  By now, you should be able to recognize a couple patterns to my record buying during 2012. One, I bought a lot of Seattle music (see above on Mark Lanegan). And, two, I bought a whole lotta Sub Pop from the early ’90s (see Eric’s Trip, Supersuckers, Mark Lanegan, L7). With The Answer is You, Zucker, and Gone to the Moon by the much-loved, but not nearly appreciated enough power pop outfit, The Fastbacks, I hit the double — Seattle and Sub Pop.

The Dictators – Blood Brothers (1978)
The Dictators never quite fit in with the punk crowd, or the metal crowd, or the pop crowd, for that matter. Their best tracks, like “Stay With Me,” from this 1978 album hint at all three of those genres and should have had broad appeal.

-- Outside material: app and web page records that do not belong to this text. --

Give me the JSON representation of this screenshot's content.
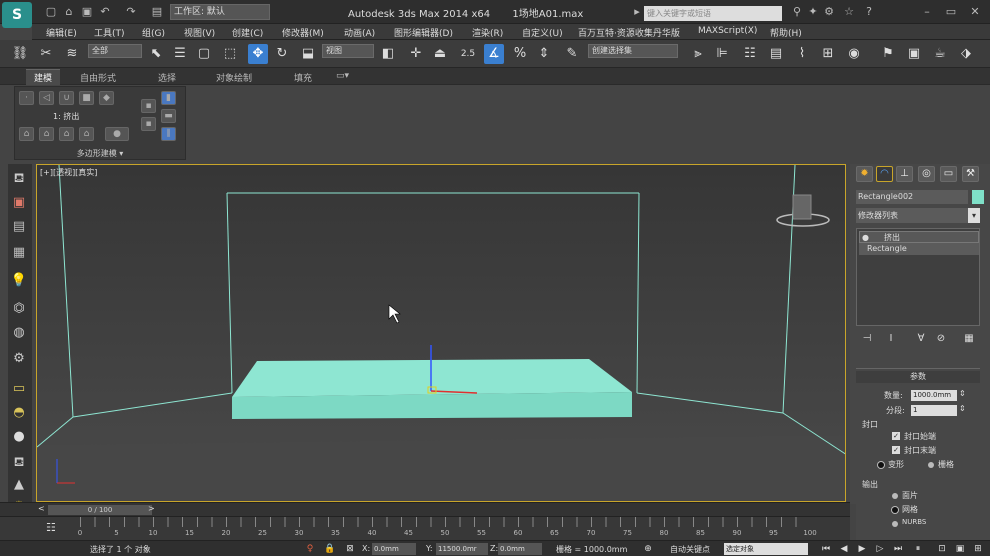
{
  "title_bar": {
    "logo_label": "S",
    "workspace_label": "工作区: 默认",
    "app_title": "Autodesk 3ds Max  2014 x64",
    "file_name": "1场地A01.max",
    "search_placeholder": "键入关键字或短语"
  },
  "menu": [
    "编辑(E)",
    "工具(T)",
    "组(G)",
    "视图(V)",
    "创建(C)",
    "修改器(M)",
    "动画(A)",
    "图形编辑器(D)",
    "渲染(R)",
    "自定义(U)",
    "百万互特·资源收集丹华版",
    "MAXScript(X)",
    "帮助(H)"
  ],
  "toolbar": {
    "filter_dropdown": "全部",
    "refcoord_dropdown": "视图",
    "selection_set": "创建选择集",
    "snap_label": "2.5"
  },
  "ribbon": {
    "tabs": [
      "建模",
      "自由形式",
      "选择",
      "对象绘制",
      "填充"
    ],
    "subobject_label": "1: 挤出",
    "footer_label": "多边形建模 ▾"
  },
  "viewport": {
    "label": "[+][透视][真实]"
  },
  "command_panel": {
    "object_name": "Rectangle002",
    "object_color": "#7fe0c8",
    "modifier_list_label": "修改器列表",
    "stack": [
      "挤出",
      "Rectangle"
    ],
    "params_title": "参数",
    "amount_label": "数量:",
    "amount_value": "1000.0mm",
    "segments_label": "分段:",
    "segments_value": "1",
    "capping_label": "封口",
    "cap_start_label": "封口始端",
    "cap_end_label": "封口末端",
    "morph_label": "变形",
    "grid_label": "栅格",
    "output_label": "输出",
    "patch_label": "面片",
    "mesh_label": "网格",
    "nurbs_label": "NURBS"
  },
  "timeline": {
    "frame_slider": "0 / 100",
    "ticks": [
      "0",
      "5",
      "10",
      "15",
      "20",
      "25",
      "30",
      "35",
      "40",
      "45",
      "50",
      "55",
      "60",
      "65",
      "70",
      "75",
      "80",
      "85",
      "90",
      "95",
      "100"
    ]
  },
  "status_bar": {
    "selection_text": "选择了 1 个 对象",
    "x_label": "X:",
    "x_value": "0.0mm",
    "y_label": "Y:",
    "y_value": "11500.0mr",
    "z_label": "Z:",
    "z_value": "0.0mm",
    "grid_text": "栅格 = 1000.0mm",
    "autokey_label": "自动关键点",
    "selected_dropdown": "选定对象"
  },
  "colors": {
    "accent_blue": "#3a7fd0",
    "viewport_border": "#c8a52a",
    "object_fill": "#7fe0c8",
    "wire_cyan": "#8ee6d2"
  }
}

In other words, this should be classic should be a stone cold classic. The fact it isn’t may have something to do with The Dictators’ sense of humor, which some didn’t find especially funny. Joke or not, it’s awfully hard to defend the tracks “Master Race Rock” and “Back to Africa,” from their ’75 debut record in 2012. Or, it could be that old maxim about not pleasing all of the people all of the time. Remember, back in the ’70s punk and metal didn’t cross paths all that often. And to be punk, you had to be really punk. You had to live it and look it. The Dictators did neither. They just rocked, and here’s the proof.

Urge Overkill – Supersonic Storybook (1991) There are some (Steve Albini) from the Chicago rock scene (Steve Albini) from the late ’80s and early ’90s (Steve Albini) who didn’t very much care for Urge Overkill, and those people (Steve Albini) would say things about Urge Overkill like, “We’ll see who’s sucking cock for loose change in the bus station in five years.”

Steve Albini can have his opinions. He has a lot of opinions. I have never met any members of Urge Overkill in person and therefore cannot comment on whether or not their cock sucking skills have indeed improved since the passing of the ’90s, but I do happen to enjoy the sleazy, glam rock groove of “The Candidate,” and the album Supersonic Storybook, in general.

Boogie Down Productions – By All Means Necessary (1988) “Stop the Violence.” Please, America, stop the violence.